Wednesday, February 19, 2020
"Colorado marijuana sales hit a record $1.75 billion in 2019: Cannabis sales have now reached a total of $7.79 billion in the 6 years since legalization"
The title of this post is the full headline of this new Denver Post piece, which provides a reminder of how easy it is to identify (some) economic metrics that follow from marijuana reform. Here are the details:
Last year was the most lucrative 12 months for cannabis sales in Colorado since the state’s voters legalized recreational marijuana. Medical and recreational cannabis sales hit a record $1.75 billion in 2019, up 13% from 2018, according to data from the Department of Revenue’s Marijuana Enforcement Division. Marijuana tax collections also hit an all-time high, at more than $302 million in 2019.
December closed out the year with strong sales totaling more than $144 million, up 6.7% compared to the previous year. But that wasn’t the biggest month of 2019; instead, August topped the calendar year with $173 million in sales. All told, Colorado marijuana sales now have hit $7.79 billion since recreational sales began in 2014.
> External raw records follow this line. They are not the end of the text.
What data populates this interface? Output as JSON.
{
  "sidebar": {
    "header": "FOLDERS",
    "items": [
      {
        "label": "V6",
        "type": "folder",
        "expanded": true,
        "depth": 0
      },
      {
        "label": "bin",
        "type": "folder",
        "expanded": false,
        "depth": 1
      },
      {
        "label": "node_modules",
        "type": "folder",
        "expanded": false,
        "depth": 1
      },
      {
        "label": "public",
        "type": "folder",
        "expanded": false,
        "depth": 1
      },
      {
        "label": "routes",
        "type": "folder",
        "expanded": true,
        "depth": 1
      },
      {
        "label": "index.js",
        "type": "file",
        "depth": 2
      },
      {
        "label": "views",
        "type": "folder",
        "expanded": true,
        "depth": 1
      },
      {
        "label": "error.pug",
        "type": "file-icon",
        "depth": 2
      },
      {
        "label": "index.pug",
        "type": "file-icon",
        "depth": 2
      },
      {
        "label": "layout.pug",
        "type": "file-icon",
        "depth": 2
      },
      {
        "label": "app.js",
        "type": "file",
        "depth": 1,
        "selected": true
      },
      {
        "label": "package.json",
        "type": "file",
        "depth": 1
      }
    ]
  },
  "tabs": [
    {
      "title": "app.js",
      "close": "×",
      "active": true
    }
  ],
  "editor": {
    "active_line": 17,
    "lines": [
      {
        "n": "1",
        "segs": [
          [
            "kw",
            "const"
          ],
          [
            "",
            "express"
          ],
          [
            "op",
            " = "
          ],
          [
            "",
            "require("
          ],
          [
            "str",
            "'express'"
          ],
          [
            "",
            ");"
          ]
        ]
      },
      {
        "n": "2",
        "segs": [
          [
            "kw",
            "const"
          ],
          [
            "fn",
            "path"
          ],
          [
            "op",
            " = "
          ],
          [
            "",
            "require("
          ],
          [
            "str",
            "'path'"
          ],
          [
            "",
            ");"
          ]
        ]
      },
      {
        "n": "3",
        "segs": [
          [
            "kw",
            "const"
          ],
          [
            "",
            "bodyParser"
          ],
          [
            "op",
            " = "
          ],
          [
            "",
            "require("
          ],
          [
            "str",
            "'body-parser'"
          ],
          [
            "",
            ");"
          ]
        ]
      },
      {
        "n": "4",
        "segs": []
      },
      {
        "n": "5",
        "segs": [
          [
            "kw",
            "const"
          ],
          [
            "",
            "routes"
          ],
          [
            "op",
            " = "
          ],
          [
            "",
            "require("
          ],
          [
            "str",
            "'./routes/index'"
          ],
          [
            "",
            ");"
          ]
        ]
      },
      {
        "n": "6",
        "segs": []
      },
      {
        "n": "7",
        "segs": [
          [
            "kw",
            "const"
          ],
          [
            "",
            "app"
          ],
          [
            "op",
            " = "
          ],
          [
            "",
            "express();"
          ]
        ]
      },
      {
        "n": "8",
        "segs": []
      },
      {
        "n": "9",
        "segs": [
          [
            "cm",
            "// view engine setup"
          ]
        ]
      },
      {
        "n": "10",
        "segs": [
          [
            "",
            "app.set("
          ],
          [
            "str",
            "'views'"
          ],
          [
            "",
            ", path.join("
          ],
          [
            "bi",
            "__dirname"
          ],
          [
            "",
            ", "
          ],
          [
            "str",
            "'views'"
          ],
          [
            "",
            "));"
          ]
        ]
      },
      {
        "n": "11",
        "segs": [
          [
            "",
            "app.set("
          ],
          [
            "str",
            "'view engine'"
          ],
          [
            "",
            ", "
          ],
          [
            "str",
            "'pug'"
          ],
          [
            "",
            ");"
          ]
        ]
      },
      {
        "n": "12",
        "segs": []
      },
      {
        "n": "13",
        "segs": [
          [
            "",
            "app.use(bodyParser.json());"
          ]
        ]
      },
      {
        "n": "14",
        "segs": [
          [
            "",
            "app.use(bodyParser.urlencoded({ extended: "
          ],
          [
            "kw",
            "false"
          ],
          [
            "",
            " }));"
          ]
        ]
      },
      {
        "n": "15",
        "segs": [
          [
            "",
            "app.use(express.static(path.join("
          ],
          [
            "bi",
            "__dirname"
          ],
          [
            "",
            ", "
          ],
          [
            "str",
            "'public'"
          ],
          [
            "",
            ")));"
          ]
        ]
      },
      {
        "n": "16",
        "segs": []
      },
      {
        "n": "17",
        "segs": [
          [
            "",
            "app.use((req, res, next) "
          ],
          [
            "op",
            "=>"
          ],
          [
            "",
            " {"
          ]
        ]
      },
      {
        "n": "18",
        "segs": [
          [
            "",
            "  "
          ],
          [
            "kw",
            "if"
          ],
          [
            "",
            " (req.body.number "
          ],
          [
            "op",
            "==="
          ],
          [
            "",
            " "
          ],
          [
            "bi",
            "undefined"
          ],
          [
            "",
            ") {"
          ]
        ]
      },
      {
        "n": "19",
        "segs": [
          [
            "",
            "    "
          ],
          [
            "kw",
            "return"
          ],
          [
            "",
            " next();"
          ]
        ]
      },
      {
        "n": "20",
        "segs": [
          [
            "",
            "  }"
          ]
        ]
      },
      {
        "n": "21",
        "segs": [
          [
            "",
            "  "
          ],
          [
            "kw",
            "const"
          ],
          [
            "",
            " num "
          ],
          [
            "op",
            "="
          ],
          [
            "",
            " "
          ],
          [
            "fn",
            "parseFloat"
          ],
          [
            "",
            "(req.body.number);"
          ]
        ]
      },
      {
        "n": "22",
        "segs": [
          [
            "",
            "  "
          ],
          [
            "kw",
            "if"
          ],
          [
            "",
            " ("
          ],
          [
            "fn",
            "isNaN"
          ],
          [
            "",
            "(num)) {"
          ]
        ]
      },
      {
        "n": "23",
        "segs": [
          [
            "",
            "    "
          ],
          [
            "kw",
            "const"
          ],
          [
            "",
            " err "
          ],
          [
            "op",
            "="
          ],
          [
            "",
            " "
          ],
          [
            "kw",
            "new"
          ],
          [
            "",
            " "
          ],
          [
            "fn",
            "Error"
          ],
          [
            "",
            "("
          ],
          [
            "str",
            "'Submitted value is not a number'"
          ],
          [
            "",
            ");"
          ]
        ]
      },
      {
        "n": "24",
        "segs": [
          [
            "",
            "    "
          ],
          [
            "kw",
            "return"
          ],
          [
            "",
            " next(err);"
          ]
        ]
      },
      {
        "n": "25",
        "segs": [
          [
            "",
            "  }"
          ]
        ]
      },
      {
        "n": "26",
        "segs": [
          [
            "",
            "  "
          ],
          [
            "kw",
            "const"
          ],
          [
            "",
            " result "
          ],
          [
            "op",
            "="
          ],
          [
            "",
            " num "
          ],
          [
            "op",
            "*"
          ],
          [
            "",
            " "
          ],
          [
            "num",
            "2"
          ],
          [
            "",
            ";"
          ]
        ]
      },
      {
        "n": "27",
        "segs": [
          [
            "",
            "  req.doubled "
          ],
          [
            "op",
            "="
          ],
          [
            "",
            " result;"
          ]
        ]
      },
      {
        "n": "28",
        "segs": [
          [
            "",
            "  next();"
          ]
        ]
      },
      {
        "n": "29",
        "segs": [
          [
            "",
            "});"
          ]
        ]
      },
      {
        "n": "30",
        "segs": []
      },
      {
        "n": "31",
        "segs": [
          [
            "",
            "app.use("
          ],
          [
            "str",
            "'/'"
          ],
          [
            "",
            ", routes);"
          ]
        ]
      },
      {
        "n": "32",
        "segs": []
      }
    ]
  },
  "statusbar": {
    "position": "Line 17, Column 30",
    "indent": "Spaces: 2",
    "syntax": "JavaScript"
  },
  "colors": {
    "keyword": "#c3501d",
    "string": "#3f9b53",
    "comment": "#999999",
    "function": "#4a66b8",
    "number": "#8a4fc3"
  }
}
Truman Bradley, the newly appointed executive director of the Marijuana Industry Group, said the revenue increases in Colorado track with expectations. “People are moving from the unregulated market to the regulated market,” Bradley said. “As reefer madness goes away, as the stigmatism of cannabis reduces and people come over to the regulated market, I would expect that trend to continue.”
Since January 2014, Colorado’s cannabis industry has generated $1.21 billion in tax revenue. Those taxes are allocated to the state’s public education fund, which covers initiatives such as the Colorado Department of Education’s Building Excellent Schools Today (BEST) fund; the state general fund, which covers agencies’ expenses; and the marijuana tax fund, which benefits programs related to substances abuse and treatment, health research, youth education and more. Tax revenues also benefit local governments.
In recent posts (here and here and here) and in my marijuana seminar, I have been exploring in various ways what might be the proper metrics for assessing medical marijuana reform regimes. This new data from Colorado, in turn, prompts similar questions about assessing recreational reform regimes. I am inclined to believe these numbers represent positive economic realities like increased employment, wealth and valuable wealth reallocation via taxes. But public health experts might see these numbers as representing negative health trends and they might also perhaps demonstrate problematic wealth reallocation from the vulnerable to the already privileged.